In the records that follow, find each line with the word "Thank" and copy it.

==========

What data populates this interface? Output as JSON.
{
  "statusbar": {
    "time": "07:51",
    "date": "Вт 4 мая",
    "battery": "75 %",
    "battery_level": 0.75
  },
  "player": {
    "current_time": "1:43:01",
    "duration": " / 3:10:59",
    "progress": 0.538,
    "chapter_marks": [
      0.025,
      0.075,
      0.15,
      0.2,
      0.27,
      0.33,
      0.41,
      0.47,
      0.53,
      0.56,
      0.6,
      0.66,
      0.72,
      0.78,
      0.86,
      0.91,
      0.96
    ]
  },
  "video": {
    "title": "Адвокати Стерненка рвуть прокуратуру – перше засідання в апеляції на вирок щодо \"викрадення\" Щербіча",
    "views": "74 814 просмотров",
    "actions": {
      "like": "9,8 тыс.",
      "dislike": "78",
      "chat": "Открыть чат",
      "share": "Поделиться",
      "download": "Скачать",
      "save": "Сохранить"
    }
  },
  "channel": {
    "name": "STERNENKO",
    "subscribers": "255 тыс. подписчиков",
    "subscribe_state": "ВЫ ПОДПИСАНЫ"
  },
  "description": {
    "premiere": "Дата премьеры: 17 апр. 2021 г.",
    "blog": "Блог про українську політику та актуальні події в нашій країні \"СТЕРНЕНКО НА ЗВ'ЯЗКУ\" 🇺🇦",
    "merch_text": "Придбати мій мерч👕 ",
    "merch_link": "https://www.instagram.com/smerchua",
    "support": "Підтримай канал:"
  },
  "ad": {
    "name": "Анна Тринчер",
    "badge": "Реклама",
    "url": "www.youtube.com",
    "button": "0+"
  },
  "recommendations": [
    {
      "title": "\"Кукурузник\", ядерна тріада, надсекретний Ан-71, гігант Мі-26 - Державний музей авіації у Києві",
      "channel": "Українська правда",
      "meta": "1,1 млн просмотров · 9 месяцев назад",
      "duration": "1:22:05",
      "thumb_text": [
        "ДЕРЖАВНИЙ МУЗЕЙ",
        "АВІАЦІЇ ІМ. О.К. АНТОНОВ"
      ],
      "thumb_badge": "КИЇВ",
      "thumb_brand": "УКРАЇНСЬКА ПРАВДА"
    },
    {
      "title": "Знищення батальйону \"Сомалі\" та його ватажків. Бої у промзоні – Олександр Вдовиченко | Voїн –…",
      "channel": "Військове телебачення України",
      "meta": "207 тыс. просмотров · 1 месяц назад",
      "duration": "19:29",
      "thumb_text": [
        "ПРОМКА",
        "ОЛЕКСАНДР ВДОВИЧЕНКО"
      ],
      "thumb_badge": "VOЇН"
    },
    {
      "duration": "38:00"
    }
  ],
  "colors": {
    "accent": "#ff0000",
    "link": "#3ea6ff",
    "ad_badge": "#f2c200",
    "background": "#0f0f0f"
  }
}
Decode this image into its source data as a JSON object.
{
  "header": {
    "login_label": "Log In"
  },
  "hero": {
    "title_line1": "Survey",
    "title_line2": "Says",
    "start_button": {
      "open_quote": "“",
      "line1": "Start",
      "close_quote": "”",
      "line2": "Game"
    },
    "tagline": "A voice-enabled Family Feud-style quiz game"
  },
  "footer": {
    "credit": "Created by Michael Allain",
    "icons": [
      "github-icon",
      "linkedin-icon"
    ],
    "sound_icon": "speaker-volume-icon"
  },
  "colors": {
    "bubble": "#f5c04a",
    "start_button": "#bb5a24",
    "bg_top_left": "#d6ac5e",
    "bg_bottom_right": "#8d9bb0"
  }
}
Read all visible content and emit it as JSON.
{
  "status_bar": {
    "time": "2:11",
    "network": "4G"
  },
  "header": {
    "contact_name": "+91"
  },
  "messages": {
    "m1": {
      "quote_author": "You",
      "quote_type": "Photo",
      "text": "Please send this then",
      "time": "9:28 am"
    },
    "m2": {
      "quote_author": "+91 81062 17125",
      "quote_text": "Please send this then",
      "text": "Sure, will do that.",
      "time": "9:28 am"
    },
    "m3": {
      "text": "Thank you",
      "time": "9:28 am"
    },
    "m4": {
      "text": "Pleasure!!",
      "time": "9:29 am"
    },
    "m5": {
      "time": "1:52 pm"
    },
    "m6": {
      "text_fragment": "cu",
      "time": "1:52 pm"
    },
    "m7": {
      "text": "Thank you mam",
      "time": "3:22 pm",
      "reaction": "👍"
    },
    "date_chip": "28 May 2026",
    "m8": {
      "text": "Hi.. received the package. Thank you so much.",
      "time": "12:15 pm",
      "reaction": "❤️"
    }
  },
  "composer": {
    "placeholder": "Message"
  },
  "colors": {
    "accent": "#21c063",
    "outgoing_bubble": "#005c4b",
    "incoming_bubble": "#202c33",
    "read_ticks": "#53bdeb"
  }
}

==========

Result →
      "text": "Thank you",
      "text": "Thank you mam",
      "text": "Hi.. received the package. Thank you so much.",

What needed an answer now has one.